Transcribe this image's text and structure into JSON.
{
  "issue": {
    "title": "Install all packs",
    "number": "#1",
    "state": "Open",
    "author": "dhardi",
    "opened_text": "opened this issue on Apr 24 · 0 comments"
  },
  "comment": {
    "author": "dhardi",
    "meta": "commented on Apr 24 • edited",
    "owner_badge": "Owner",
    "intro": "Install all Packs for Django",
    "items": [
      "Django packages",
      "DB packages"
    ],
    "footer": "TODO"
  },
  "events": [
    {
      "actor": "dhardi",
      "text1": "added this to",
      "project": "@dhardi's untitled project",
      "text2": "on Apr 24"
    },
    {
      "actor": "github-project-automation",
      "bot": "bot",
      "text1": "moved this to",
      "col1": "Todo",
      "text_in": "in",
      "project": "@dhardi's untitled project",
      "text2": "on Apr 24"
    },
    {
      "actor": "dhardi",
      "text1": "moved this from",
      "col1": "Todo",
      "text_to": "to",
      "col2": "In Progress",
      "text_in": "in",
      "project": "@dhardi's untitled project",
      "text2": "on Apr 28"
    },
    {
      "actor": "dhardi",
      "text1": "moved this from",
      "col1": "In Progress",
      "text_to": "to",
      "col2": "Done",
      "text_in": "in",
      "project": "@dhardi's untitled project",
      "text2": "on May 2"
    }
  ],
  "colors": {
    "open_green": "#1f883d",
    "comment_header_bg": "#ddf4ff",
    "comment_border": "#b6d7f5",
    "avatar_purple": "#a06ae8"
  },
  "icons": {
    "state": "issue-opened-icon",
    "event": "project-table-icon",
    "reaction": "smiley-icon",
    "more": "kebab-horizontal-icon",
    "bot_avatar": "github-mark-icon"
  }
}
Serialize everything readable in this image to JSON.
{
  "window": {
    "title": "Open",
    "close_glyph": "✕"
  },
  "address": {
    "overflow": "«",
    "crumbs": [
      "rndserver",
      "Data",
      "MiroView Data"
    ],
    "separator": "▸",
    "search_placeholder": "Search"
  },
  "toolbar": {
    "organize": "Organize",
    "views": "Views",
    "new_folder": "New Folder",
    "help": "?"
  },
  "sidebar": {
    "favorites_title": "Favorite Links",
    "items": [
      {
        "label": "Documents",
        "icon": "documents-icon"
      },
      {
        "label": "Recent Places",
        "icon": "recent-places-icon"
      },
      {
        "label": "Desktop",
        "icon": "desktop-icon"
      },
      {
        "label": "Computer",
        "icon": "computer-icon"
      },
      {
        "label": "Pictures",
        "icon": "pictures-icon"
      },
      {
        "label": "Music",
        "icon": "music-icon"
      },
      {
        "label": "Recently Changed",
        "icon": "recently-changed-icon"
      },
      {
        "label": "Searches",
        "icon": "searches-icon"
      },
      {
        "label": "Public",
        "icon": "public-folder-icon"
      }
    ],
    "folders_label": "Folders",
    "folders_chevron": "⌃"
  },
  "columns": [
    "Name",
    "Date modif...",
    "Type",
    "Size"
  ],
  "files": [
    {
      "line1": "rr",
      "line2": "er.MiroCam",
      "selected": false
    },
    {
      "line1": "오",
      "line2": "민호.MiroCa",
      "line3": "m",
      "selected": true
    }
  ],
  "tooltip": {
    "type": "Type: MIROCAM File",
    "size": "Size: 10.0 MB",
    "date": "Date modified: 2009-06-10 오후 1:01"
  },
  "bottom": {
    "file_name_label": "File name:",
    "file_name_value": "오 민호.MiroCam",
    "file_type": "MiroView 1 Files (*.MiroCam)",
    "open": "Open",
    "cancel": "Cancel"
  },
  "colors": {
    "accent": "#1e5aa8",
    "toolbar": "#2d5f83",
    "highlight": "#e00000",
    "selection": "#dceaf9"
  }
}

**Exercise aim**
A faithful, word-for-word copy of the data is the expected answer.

**Written reply**
Transcribe this image's text and structure into JSON.
{
  "issue": {
    "title": "Install all packs",
    "number": "#1",
    "state": "Open",
    "author": "dhardi",
    "opened_text": "opened this issue on Apr 24 · 0 comments"
  },
  "comment": {
    "author": "dhardi",
    "meta": "commented on Apr 24 • edited",
    "owner_badge": "Owner",
    "intro": "Install all Packs for Django",
    "items": [
      "Django packages",
      "DB packages"
    ],
    "footer": "TODO"
  },
  "events": [
    {
      "actor": "dhardi",
      "text1": "added this to",
      "project": "@dhardi's untitled project",
      "text2": "on Apr 24"
    },
    {
      "actor": "github-project-automation",
      "bot": "bot",
      "text1": "moved this to",
      "col1": "Todo",
      "text_in": "in",
      "project": "@dhardi's untitled project",
      "text2": "on Apr 24"
    },
    {
      "actor": "dhardi",
      "text1": "moved this from",
      "col1": "Todo",
      "text_to": "to",
      "col2": "In Progress",
      "text_in": "in",
      "project": "@dhardi's untitled project",
      "text2": "on Apr 28"
    },
    {
      "actor": "dhardi",
      "text1": "moved this from",
      "col1": "In Progress",
      "text_to": "to",
      "col2": "Done",
      "text_in": "in",
      "project": "@dhardi's untitled project",
      "text2": "on May 2"
    }
  ],
  "colors": {
    "open_green": "#1f883d",
    "comment_header_bg": "#ddf4ff",
    "comment_border": "#b6d7f5",
    "avatar_purple": "#a06ae8"
  },
  "icons": {
    "state": "issue-opened-icon",
    "event": "project-table-icon",
    "reaction": "smiley-icon",
    "more": "kebab-horizontal-icon",
    "bot_avatar": "github-mark-icon"
  }
}
Serialize everything readable in this image to JSON.
{
  "window": {
    "title": "Open",
    "close_glyph": "✕"
  },
  "address": {
    "overflow": "«",
    "crumbs": [
      "rndserver",
      "Data",
      "MiroView Data"
    ],
    "separator": "▸",
    "search_placeholder": "Search"
  },
  "toolbar": {
    "organize": "Organize",
    "views": "Views",
    "new_folder": "New Folder",
    "help": "?"
  },
  "sidebar": {
    "favorites_title": "Favorite Links",
    "items": [
      {
        "label": "Documents",
        "icon": "documents-icon"
      },
      {
        "label": "Recent Places",
        "icon": "recent-places-icon"
      },
      {
        "label": "Desktop",
        "icon": "desktop-icon"
      },
      {
        "label": "Computer",
        "icon": "computer-icon"
      },
      {
        "label": "Pictures",
        "icon": "pictures-icon"
      },
      {
        "label": "Music",
        "icon": "music-icon"
      },
      {
        "label": "Recently Changed",
        "icon": "recently-changed-icon"
      },
      {
        "label": "Searches",
        "icon": "searches-icon"
      },
      {
        "label": "Public",
        "icon": "public-folder-icon"
      }
    ],
    "folders_label": "Folders",
    "folders_chevron": "⌃"
  },
  "columns": [
    "Name",
    "Date modif...",
    "Type",
    "Size"
  ],
  "files": [
    {
      "line1": "rr",
      "line2": "er.MiroCam",
      "selected": false
    },
    {
      "line1": "오",
      "line2": "민호.MiroCa",
      "line3": "m",
      "selected": true
    }
  ],
  "tooltip": {
    "type": "Type: MIROCAM File",
    "size": "Size: 10.0 MB",
    "date": "Date modified: 2009-06-10 오후 1:01"
  },
  "bottom": {
    "file_name_label": "File name:",
    "file_name_value": "오 민호.MiroCam",
    "file_type": "MiroView 1 Files (*.MiroCam)",
    "open": "Open",
    "cancel": "Cancel"
  },
  "colors": {
    "accent": "#1e5aa8",
    "toolbar": "#2d5f83",
    "highlight": "#e00000",
    "selection": "#dceaf9"
  }
}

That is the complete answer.